That's not to say the "tee-vee" can't teach you anything. Take, for instance, this cocaine ring in Queens: the drug dealers took notes from HBO's The Wire in order to evade police capture. In its first season, The Wire featured a group of police investigators in Baltimore working on a case about some badass drug dealers. What the real-life drug dealers learned was that one should always conduct one's business on a disposable cell phone to make phone tracing more difficult-a far cry from Mr. Wizard's long-ago lessons.
I may not have learned how to spell from television (try watching Wheel of Fortune from the perspective of an advanced alien race tuned into the radio waves we've been broadcasting into space-BOF-ROOD?), but here's what I have gleaned from a lifetime of watching TV: There is no problem that cannot be solved within thirty minutes. Scientists and cops are incredibly attractive, unless they're crooked or Dennis Franz. Celebrities really enjoy giving each other awards. I can let myself go completely to pot and then receive a full make-over complete with plastic surgery. You can hear better music in a car commercial than on any one of four different music channels. Sporting events are little more than advertising delivery devices. Alex Trebek has tasted human flesh.
In recent years, with the advent of reality TV, we've been able to see what it would be like if real people got to be on the airwaves. As it turns out, real life requires upwards of ten scriptwriters, physical challenges and quite often gross manipulation of your family's emotions. Before I could even sit down to write this column, I had to drive my car under a moving semi-trailer, convince my parents that I had won a million dollars, complete the phrase OFF-ROAD, vote someone off my island and eat sheep testicles. The population of TV World has changed quite a bit. It's been gentrified by boobs, jackasses, dim-wits, maroons and nimrods who are pushing out half-breeds like Alex Trebek and Pat Sajak. It makes me cower in fear of what the future might hold. Maybe, just maybe, someday television will accurately reflect our reality. And that, my friends, will be terrifying.

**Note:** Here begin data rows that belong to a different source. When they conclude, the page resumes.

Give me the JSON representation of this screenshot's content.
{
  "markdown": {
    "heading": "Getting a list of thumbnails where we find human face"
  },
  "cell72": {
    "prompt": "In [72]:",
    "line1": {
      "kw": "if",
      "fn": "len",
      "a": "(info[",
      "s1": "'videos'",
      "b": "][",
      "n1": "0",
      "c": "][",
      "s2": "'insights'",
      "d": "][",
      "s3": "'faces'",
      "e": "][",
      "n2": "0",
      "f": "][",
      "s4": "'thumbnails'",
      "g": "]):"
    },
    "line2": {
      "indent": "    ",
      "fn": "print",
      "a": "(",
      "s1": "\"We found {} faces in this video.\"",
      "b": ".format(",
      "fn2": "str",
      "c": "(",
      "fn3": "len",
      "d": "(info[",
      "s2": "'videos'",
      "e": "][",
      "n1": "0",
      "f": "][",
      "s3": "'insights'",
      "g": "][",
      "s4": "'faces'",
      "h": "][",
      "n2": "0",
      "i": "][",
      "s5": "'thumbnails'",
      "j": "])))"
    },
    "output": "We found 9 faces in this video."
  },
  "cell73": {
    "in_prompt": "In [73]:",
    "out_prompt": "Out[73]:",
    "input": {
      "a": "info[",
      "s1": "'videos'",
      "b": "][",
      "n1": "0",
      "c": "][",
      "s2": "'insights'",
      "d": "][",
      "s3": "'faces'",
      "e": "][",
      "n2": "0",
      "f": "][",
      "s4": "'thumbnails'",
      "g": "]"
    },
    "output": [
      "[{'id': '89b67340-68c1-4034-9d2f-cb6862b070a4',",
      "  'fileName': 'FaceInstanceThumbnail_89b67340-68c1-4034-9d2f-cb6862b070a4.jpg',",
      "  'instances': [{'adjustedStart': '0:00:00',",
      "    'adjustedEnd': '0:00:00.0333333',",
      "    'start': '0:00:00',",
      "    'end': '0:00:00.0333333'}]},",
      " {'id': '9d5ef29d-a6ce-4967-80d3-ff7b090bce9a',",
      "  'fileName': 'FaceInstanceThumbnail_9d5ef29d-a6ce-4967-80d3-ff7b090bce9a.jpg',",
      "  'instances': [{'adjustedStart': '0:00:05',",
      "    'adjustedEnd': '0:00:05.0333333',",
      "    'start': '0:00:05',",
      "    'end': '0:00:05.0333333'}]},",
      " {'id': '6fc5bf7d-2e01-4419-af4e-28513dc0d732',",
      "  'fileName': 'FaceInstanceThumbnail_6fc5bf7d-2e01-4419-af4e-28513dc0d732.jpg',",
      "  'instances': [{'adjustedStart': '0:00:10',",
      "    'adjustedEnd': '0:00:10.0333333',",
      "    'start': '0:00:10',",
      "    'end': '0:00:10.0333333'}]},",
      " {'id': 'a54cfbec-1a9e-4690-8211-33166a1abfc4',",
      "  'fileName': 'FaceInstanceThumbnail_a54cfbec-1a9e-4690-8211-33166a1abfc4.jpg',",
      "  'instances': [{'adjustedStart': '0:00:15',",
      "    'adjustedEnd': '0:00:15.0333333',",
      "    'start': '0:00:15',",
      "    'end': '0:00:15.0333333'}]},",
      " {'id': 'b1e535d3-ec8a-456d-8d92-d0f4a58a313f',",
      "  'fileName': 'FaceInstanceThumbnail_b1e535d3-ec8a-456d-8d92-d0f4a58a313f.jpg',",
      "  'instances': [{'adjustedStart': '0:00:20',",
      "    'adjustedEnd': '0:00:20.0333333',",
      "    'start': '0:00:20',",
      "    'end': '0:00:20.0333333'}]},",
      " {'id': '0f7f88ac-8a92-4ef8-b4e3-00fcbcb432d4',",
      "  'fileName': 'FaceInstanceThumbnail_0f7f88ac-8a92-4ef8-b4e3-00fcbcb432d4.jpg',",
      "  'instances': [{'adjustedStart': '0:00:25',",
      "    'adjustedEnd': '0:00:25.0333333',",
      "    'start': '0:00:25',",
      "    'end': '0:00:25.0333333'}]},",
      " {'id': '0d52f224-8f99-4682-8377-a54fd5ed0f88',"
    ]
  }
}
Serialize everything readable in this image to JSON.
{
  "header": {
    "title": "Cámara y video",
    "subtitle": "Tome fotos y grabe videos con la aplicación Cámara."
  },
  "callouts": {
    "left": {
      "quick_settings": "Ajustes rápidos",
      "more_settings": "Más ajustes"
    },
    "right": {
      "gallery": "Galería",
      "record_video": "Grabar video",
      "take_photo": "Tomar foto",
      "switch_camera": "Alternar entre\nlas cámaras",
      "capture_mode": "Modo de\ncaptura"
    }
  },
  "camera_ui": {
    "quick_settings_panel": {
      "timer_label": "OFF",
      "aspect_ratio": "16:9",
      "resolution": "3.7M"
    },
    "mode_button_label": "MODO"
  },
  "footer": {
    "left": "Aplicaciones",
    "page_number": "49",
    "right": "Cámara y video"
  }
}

Frank Smith lives in New York City and is a fiction writer, Iggy Pop fan and television know-it-all. TV Eye appears every second Wednesday.